[Dataset entries]
******
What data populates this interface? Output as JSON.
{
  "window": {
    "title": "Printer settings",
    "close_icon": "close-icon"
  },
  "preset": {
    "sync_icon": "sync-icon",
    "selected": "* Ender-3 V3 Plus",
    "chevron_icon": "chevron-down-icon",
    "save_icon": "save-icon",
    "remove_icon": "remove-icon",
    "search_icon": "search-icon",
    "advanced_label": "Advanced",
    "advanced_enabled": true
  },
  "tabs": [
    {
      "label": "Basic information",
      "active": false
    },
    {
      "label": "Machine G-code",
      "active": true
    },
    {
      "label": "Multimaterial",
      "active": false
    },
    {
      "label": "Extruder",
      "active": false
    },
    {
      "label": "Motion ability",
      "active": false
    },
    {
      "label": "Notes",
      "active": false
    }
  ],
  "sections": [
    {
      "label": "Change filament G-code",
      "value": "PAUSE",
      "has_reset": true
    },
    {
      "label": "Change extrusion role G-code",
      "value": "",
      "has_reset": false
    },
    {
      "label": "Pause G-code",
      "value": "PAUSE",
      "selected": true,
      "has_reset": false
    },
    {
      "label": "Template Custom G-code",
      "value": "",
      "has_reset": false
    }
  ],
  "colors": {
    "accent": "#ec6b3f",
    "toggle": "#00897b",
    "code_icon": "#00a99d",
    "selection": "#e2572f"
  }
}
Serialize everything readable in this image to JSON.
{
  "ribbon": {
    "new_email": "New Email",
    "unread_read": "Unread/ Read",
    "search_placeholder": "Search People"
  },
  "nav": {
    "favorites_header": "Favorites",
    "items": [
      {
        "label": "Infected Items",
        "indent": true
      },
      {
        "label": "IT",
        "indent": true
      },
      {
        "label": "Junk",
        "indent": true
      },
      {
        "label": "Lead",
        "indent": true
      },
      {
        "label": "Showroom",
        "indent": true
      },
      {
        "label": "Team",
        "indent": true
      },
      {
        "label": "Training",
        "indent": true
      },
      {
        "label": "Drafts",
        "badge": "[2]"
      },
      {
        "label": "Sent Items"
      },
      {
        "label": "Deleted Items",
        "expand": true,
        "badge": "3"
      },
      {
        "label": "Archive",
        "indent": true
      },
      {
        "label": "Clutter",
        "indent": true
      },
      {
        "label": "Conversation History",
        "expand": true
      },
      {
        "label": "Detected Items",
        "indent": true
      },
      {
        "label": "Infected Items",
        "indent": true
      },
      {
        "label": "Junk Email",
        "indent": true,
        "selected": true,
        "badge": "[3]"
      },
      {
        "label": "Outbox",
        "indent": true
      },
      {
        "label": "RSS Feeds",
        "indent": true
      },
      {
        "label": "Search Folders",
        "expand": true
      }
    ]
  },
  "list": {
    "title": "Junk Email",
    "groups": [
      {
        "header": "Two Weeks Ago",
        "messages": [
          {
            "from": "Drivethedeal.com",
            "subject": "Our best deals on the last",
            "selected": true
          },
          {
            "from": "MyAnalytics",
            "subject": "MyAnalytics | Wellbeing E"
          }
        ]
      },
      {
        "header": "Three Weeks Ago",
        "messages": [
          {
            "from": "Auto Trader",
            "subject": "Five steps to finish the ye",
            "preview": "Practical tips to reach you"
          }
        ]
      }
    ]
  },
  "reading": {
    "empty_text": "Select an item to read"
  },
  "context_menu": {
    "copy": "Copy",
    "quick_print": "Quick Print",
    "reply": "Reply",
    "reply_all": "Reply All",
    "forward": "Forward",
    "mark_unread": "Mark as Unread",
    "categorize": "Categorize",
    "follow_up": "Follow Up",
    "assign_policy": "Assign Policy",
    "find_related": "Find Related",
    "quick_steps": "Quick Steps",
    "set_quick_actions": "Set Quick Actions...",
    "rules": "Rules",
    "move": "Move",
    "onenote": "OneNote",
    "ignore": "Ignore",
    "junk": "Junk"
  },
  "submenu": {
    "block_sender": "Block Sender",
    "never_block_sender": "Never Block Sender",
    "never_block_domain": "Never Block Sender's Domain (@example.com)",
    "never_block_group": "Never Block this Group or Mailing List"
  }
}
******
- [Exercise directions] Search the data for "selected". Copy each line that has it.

- [Exercise solution]
    "selected": "* Ender-3 V3 Plus",
      "selected": true,
        "selected": true,
            "selected": true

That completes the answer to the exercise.